It is a page from my accordion book project about Cajal.  Each fold out or open page is 5" x 13," and contains a unique drawing. This work is an ongoing evolving work that chronologically through the fusion of Surrealism and Romanticism, portrays his childhood imagination and biographical events from that time.

Other images from the accordion book are featured below from beginning to its current end.  This project is ongoing, so other pages will be added.

Wednesday, May 6, 2015

May Day 2015, drawing of Santiago Ramón y Cajal

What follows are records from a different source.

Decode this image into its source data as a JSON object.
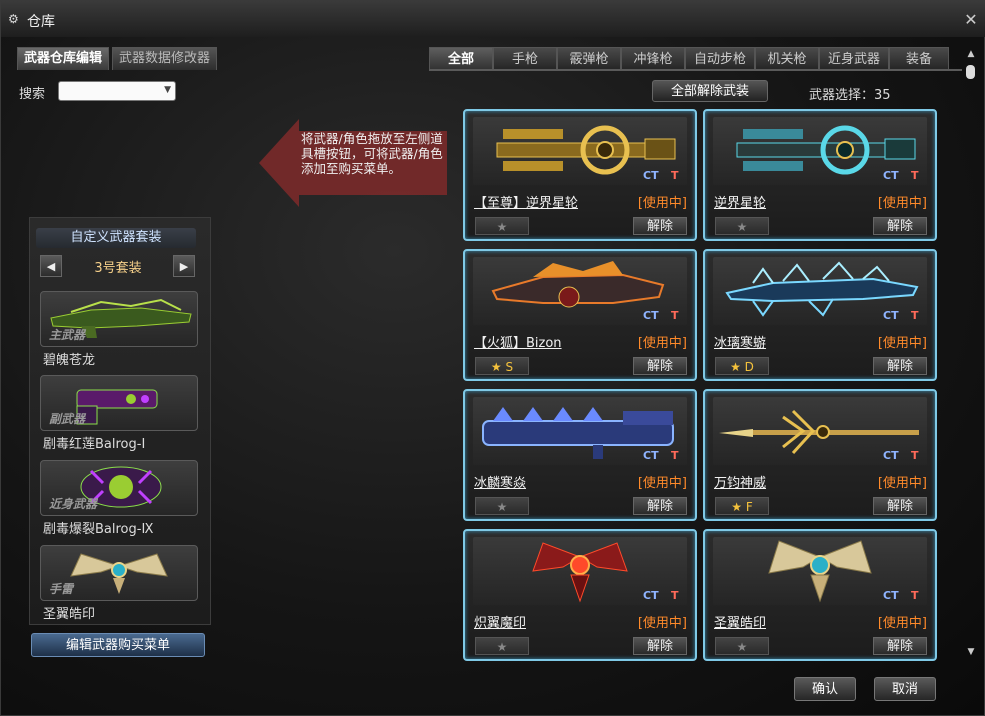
{
  "window": {
    "title": "仓库"
  },
  "left_tabs": [
    {
      "label": "武器仓库编辑",
      "active": true
    },
    {
      "label": "武器数据修改器",
      "active": false
    }
  ],
  "search": {
    "label": "搜索",
    "value": ""
  },
  "hint": {
    "text": "将武器/角色拖放至左侧道具槽按钮，可将武器/角色添加至购买菜单。"
  },
  "custom_set": {
    "title": "自定义武器套装",
    "current": "3号套装",
    "slots": [
      {
        "category": "主武器",
        "name": "碧魄苍龙",
        "icon": "green-dragon-rifle"
      },
      {
        "category": "副武器",
        "name": "剧毒红莲Balrog-Ⅰ",
        "icon": "venom-pistol"
      },
      {
        "category": "近身武器",
        "name": "剧毒爆裂Balrog-Ⅸ",
        "icon": "venom-gauntlet"
      },
      {
        "category": "手雷",
        "name": "圣翼皓印",
        "icon": "winged-emblem"
      }
    ],
    "edit_button": "编辑武器购买菜单"
  },
  "category_tabs": [
    "全部",
    "手枪",
    "霰弹枪",
    "冲锋枪",
    "自动步枪",
    "机关枪",
    "近身武器",
    "装备"
  ],
  "active_category": "全部",
  "unequip_all": "全部解除武装",
  "weapon_count": {
    "label": "武器选择：",
    "value": "35"
  },
  "team_labels": {
    "ct": "CT",
    "t": "T"
  },
  "status_label": "[使用中]",
  "unequip_label": "解除",
  "weapons": [
    {
      "name": "【至尊】逆界星轮",
      "rating": "★",
      "art": "gold-star-wheel"
    },
    {
      "name": "逆界星轮",
      "rating": "★",
      "art": "cyan-star-wheel"
    },
    {
      "name": "【火狐】Bizon",
      "rating": "★ S",
      "art": "fire-fox-bizon"
    },
    {
      "name": "冰璃寒蝣",
      "rating": "★ D",
      "art": "ice-crystal-rifle"
    },
    {
      "name": "冰麟寒焱",
      "rating": "★",
      "art": "ice-qilin-cannon"
    },
    {
      "name": "万钧神威",
      "rating": "★ F",
      "art": "golden-spear"
    },
    {
      "name": "炽翼魔印",
      "rating": "★",
      "art": "crimson-wing-emblem"
    },
    {
      "name": "圣翼皓印",
      "rating": "★",
      "art": "holy-wing-emblem"
    }
  ],
  "buttons": {
    "ok": "确认",
    "cancel": "取消"
  },
  "colors": {
    "card_border": "#7fc9e6",
    "in_use": "#ff8a2a",
    "star": "#f5c23c",
    "ct": "#8fb4ff",
    "t": "#ff6a5a"
  }
}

In celebration of Santiago Ramón y Cajal's birthday, annually I create a new drawing or painting.  This year I drew a portrait where Cajal is positioned at the edge of the format, and through composition and surrealism explore his tendency to think of subjects in tandem, specifically the past and the shaping of the present by the past.  In this drawing there is represented a fusion and juxtaposition of his thoughts & perceptions of neural networks and his recollections of his explorations of abandoned castles of his youth.  With total and heightened awareness, I would say that Cajal lived his daily life in three parallel states:  recollecting the past, active discovery in the present, and visualizing the future.  In his biographies he makes clear how much his scientific observations were shaped by his boyhood perceptions & experiences.

May Day 2015, graphite and ink on paper, 5" x 13"

An excerpt from Merlin's Song by Ralph Waldo Emerson

"Daughter of Heaven and Earth, coy Spring,
With sudden passion languishing,
Maketh all things softly smile,
Painteth pictures mile on mile,
Holds a cup with cowslip-wreaths,
Whence a smokeless incense breathes."